What to work on » Within the listing below, how many lines feature the word "title"? Reply with only that number.

Material for the task »
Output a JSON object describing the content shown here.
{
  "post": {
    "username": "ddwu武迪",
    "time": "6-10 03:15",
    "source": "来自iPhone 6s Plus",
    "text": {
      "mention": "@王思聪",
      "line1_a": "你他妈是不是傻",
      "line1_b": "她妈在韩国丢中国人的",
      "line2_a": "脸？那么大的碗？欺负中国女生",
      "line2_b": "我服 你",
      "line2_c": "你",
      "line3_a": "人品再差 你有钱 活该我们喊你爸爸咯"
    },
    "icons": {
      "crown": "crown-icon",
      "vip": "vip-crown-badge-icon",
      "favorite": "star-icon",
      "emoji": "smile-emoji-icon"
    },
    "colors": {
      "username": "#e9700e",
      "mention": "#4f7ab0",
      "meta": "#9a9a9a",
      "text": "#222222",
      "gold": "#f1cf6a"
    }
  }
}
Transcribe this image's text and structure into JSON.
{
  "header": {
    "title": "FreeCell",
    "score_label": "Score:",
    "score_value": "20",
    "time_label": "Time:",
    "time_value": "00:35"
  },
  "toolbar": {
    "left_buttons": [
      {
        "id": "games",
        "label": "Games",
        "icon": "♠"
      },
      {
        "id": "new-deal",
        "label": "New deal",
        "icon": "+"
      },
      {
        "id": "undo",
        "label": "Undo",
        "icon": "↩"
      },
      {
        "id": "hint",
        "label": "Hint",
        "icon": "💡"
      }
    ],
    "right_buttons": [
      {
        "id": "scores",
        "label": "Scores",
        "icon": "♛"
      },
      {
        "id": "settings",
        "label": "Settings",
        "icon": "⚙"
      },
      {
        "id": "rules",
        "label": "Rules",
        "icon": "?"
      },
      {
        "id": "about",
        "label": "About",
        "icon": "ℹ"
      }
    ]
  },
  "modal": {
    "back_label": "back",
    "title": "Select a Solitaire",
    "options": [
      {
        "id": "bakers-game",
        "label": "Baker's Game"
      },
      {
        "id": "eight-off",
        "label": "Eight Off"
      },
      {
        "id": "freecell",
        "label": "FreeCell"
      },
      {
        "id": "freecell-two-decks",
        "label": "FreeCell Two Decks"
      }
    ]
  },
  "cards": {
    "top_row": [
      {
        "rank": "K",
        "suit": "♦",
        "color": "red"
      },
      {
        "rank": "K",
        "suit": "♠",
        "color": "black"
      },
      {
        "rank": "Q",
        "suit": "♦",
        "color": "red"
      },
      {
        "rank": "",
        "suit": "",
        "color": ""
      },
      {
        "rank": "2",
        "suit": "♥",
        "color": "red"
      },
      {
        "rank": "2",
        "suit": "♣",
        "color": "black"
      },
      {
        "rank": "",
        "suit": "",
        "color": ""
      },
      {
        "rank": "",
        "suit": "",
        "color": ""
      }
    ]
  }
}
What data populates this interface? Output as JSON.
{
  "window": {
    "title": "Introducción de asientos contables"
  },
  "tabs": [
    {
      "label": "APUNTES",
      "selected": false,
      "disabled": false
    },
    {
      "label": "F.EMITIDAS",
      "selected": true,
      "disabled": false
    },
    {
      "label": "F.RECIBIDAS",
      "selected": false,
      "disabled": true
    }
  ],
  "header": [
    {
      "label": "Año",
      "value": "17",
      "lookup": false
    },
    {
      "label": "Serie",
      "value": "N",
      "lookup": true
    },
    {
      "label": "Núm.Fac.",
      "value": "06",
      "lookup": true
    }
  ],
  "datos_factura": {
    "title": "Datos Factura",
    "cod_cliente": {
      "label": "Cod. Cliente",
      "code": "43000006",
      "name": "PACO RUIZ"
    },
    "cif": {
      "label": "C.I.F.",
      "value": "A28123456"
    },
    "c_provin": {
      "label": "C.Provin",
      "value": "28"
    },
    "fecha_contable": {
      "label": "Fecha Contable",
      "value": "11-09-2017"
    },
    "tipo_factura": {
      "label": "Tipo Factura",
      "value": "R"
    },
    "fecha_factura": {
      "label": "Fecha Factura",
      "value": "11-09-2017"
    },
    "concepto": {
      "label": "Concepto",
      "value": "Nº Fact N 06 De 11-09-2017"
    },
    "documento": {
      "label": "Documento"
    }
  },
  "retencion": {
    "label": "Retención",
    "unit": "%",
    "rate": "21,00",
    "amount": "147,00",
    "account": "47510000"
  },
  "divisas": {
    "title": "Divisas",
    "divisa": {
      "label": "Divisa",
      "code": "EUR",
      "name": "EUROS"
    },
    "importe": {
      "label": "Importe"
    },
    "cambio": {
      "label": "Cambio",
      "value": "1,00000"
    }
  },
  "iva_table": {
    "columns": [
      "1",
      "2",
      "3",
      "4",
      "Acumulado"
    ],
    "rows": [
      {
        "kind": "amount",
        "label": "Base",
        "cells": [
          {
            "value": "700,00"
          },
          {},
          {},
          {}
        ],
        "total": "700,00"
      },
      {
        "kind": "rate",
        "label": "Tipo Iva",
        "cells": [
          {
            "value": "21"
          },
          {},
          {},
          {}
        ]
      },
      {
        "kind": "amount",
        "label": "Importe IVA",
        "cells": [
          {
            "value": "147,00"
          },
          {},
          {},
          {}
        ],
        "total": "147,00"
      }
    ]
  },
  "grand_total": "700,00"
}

Solution to the exercise » 5